• Championing the ethical discourse in traditional, modern, and contemporary Communication, especially in new media initiatives like artificial intelligence in relevant circles.
• Redesigning the strategies and procedures of attaining the objectives of CEPACS.
CEPACS is the French acronym for: Comité Episcopal Panafricain Pour les Communications Sociales or, in English – Pan-African Episcopal Committee for Social Communications. It was established by the Symposium of Episcopal Conferences of Africa and Madagascar (SECAM) to help the bishops implement the Pastoral Instruction Communio et Progressio (“Unity Advancement,” ordered by the Second Vatican Council) which declared that communication is a gift from God and an authentic tool for evangelisation and confirmed the importance of managing it. According to Bishop Badejo, CEPACS is an outcome of the bishops’ meeting that took place at Ibadan, Nigeria from November 28 – December 2, 1973.
That meeting was inspired by the Pontifical Council for Social Communications (now known as the Dicastery for Communication), and it produced far-reaching conclusions and recommendations. The President of CEPACS said the Pan-African Episcopal Committee for Social Communications has a membership of eight bishops, representing the 8 regions under which the Church in Africa is configured. (The initial proposal of SECAM being “five or six bishops”). “It has one sub-committee; the Screening Sub-Committee for Media Projects. CEPACS functions mainly through the assistance of media experts and regional coordinators, who are also to manage regional media secretariats, set up to serve the bishops of their respective regions.
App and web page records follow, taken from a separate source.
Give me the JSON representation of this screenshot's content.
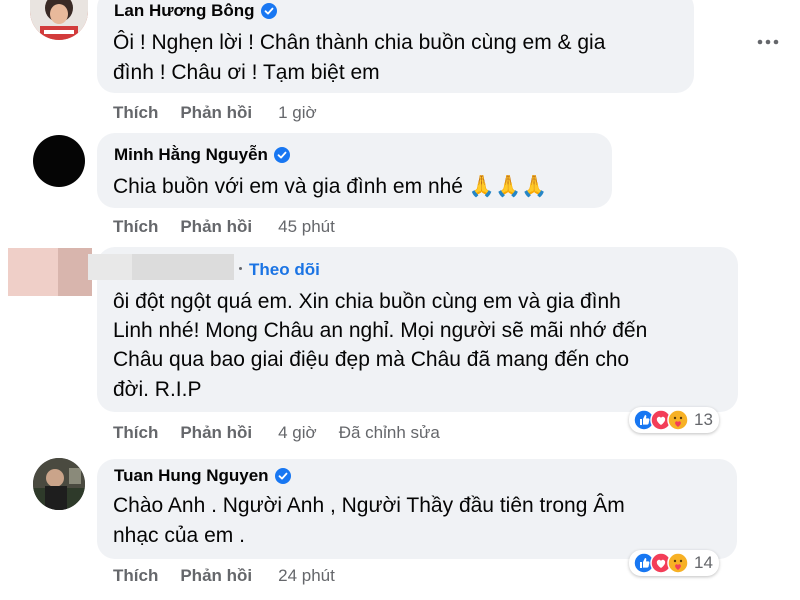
{
  "comments": [
    {
      "author": "Lan Hương Bông",
      "verified": true,
      "lines": [
        "Ôi ! Nghẹn lời ! Chân thành chia buồn cùng em & gia",
        "đình ! Châu ơi ! Tạm biệt em"
      ],
      "like_label": "Thích",
      "reply_label": "Phản hồi",
      "time": "1 giờ"
    },
    {
      "author": "Minh Hằng Nguyễn",
      "verified": true,
      "lines": [
        "Chia buồn với em và gia đình em nhé 🙏🙏🙏"
      ],
      "like_label": "Thích",
      "reply_label": "Phản hồi",
      "time": "45 phút"
    },
    {
      "author": "",
      "follow_label": "Theo dõi",
      "lines": [
        "ôi đột ngột quá em. Xin chia buồn cùng em và gia đình",
        "Linh nhé! Mong Châu an nghỉ. Mọi người sẽ mãi nhớ đến",
        "Châu qua bao giai điệu đẹp mà Châu đã mang đến cho",
        "đời. R.I.P"
      ],
      "like_label": "Thích",
      "reply_label": "Phản hồi",
      "time": "4 giờ",
      "edited_label": "Đã chỉnh sửa",
      "reaction_count": "13",
      "reaction_icons": [
        "like-icon",
        "love-icon",
        "care-icon"
      ]
    },
    {
      "author": "Tuan Hung Nguyen",
      "verified": true,
      "lines": [
        "Chào Anh . Người Anh , Người Thầy đầu tiên trong Âm",
        "nhạc của em ."
      ],
      "like_label": "Thích",
      "reply_label": "Phản hồi",
      "time": "24 phút",
      "reaction_count": "14",
      "reaction_icons": [
        "like-icon",
        "love-icon",
        "care-icon"
      ]
    }
  ],
  "colors": {
    "bubble": "#f0f2f5",
    "link_blue": "#1b74e4",
    "meta_gray": "#65676b",
    "verified_blue": "#1877f2"
  }
}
The bishops’ committee is to meet at least once a year.” The present President, Most Rev. Badejo, was appointed in 2016, after a 12 -year lull in the activities of CEPACS during which the Archbishop of Accra, Charles Palmer Buckle, who was then a member of the Standing Committee of SECAM, helped to set up CANAA as a news agency for Africa. CANAA eventually yielded ground for ACI, a better funded news agency working for the Church in Africa and set up by the EWTN. Due to lack of funds and an executive secretary, Bishop Badejo, supported by the Nigerian Bishops’ Conference, nevertheless tried to revive the functions of CEPACS, supporting professional communication groups like Signis Africa (composed of the defunct UNDA and OCIC which merged in the year 2000) and UCAP (which still subsists in Nigeria) and representing SECAM at meetings and international events.
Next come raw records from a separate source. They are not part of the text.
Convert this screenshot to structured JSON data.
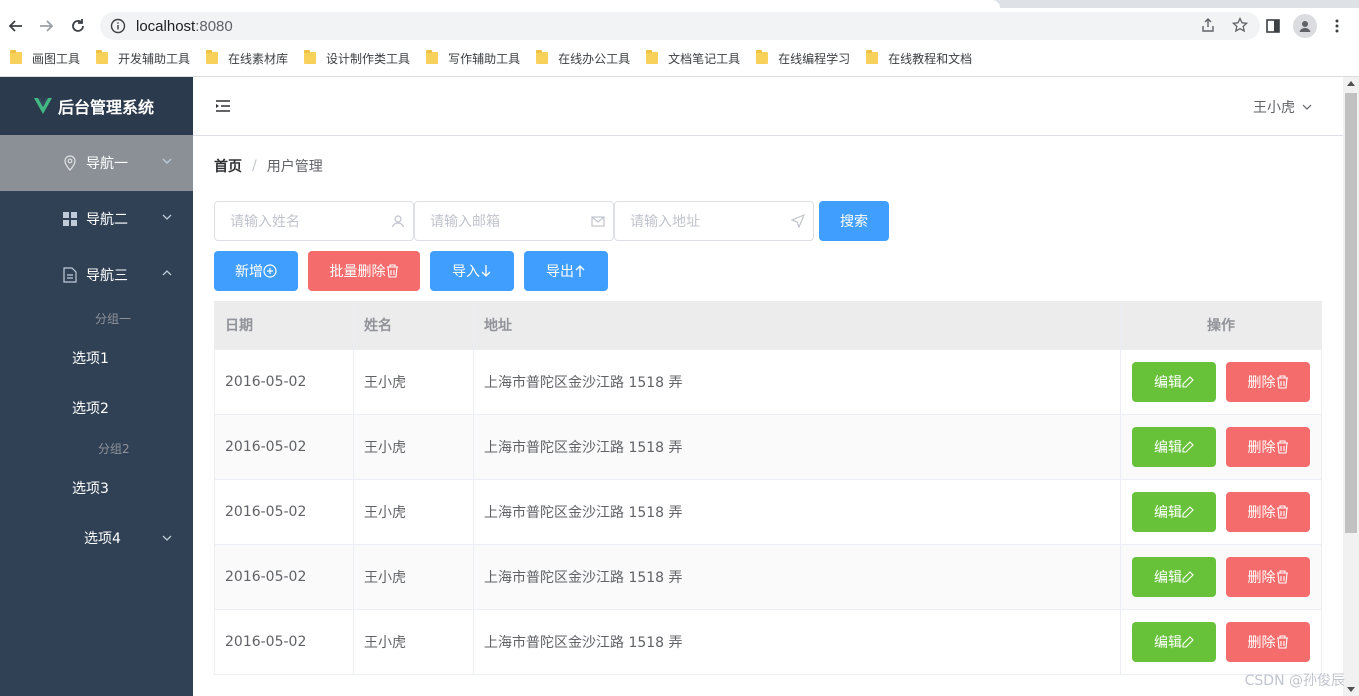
{
  "browser": {
    "url_host": "localhost",
    "url_port": ":8080",
    "bookmarks": [
      "画图工具",
      "开发辅助工具",
      "在线素材库",
      "设计制作类工具",
      "写作辅助工具",
      "在线办公工具",
      "文档笔记工具",
      "在线编程学习",
      "在线教程和文档"
    ]
  },
  "sidebar": {
    "logo_text": "后台管理系统",
    "nav1": "导航一",
    "nav2": "导航二",
    "nav3": "导航三",
    "group1": "分组一",
    "opt1": "选项1",
    "opt2": "选项2",
    "group2": "分组2",
    "opt3": "选项3",
    "opt4": "选项4"
  },
  "header": {
    "user": "王小虎"
  },
  "breadcrumb": {
    "home": "首页",
    "sep": "/",
    "current": "用户管理"
  },
  "search": {
    "name_placeholder": "请输入姓名",
    "email_placeholder": "请输入邮箱",
    "address_placeholder": "请输入地址",
    "search_label": "搜索"
  },
  "actions": {
    "add": "新增",
    "batch_delete": "批量删除",
    "import": "导入",
    "export": "导出"
  },
  "table": {
    "headers": {
      "date": "日期",
      "name": "姓名",
      "address": "地址",
      "op": "操作"
    },
    "rows": [
      {
        "date": "2016-05-02",
        "name": "王小虎",
        "address": "上海市普陀区金沙江路 1518 弄"
      },
      {
        "date": "2016-05-02",
        "name": "王小虎",
        "address": "上海市普陀区金沙江路 1518 弄"
      },
      {
        "date": "2016-05-02",
        "name": "王小虎",
        "address": "上海市普陀区金沙江路 1518 弄"
      },
      {
        "date": "2016-05-02",
        "name": "王小虎",
        "address": "上海市普陀区金沙江路 1518 弄"
      },
      {
        "date": "2016-05-02",
        "name": "王小虎",
        "address": "上海市普陀区金沙江路 1518 弄"
      }
    ],
    "edit_label": "编辑",
    "delete_label": "删除"
  },
  "watermark": "CSDN @孙俊辰",
  "colors": {
    "primary": "#409eff",
    "danger": "#f56c6c",
    "success": "#67c23a",
    "sidebar": "#304156",
    "logo": "#42b983"
  }
}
He was appointed member of the Dicastery for Communications in December, 2021. A landmark achievement in this period is the agreement which the CEPACS President signed on behalf of SECAM with APO, a leading Pan African communications consultancy and press release distribution service. It is an organisation which assists private and public entities in projecting their reputation and increasing their media reach across the world. APO has since provided training for media professionals from Africa and given massive publicity to news from all over Africa. The prelate said the mandate received from SECAM required CEPACS to engage in all matters concerning the Catholic Church’s activities in the realm of media in Africa and Madagascar – press, radio, television, video, traditional, group media, new forms of media, etc. as well as in training, advocacy and support of associations of media professionals.
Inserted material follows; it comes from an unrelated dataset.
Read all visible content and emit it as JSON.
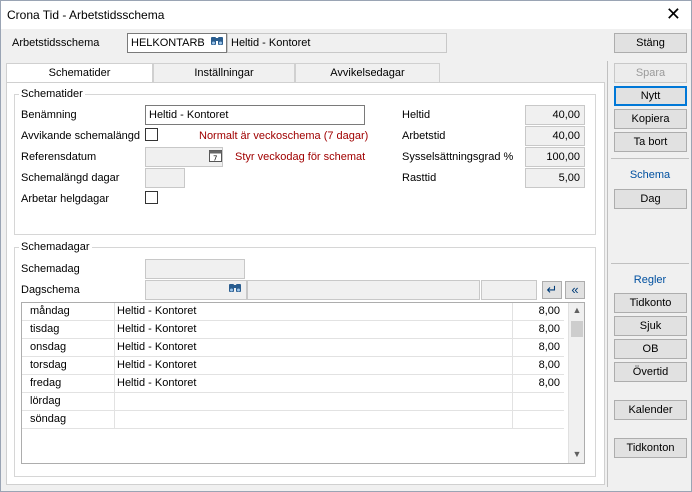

The vision of the bishops, at that time, is still incredibly relevant today. “To fulfil its mandate, CEPACS was to work through the regional offices of communication, to animate, encourage, and co-ordinate Church media activities at all levels – national, regional and continental. CEPACS would also promote the Christian dimension in the use of all media in society and in evangelisation, which includes the promotion of the whole person. It should try to establish good relationship with media professionals, and organisations within and outside of Africa, Christian and secular ones,” he stated.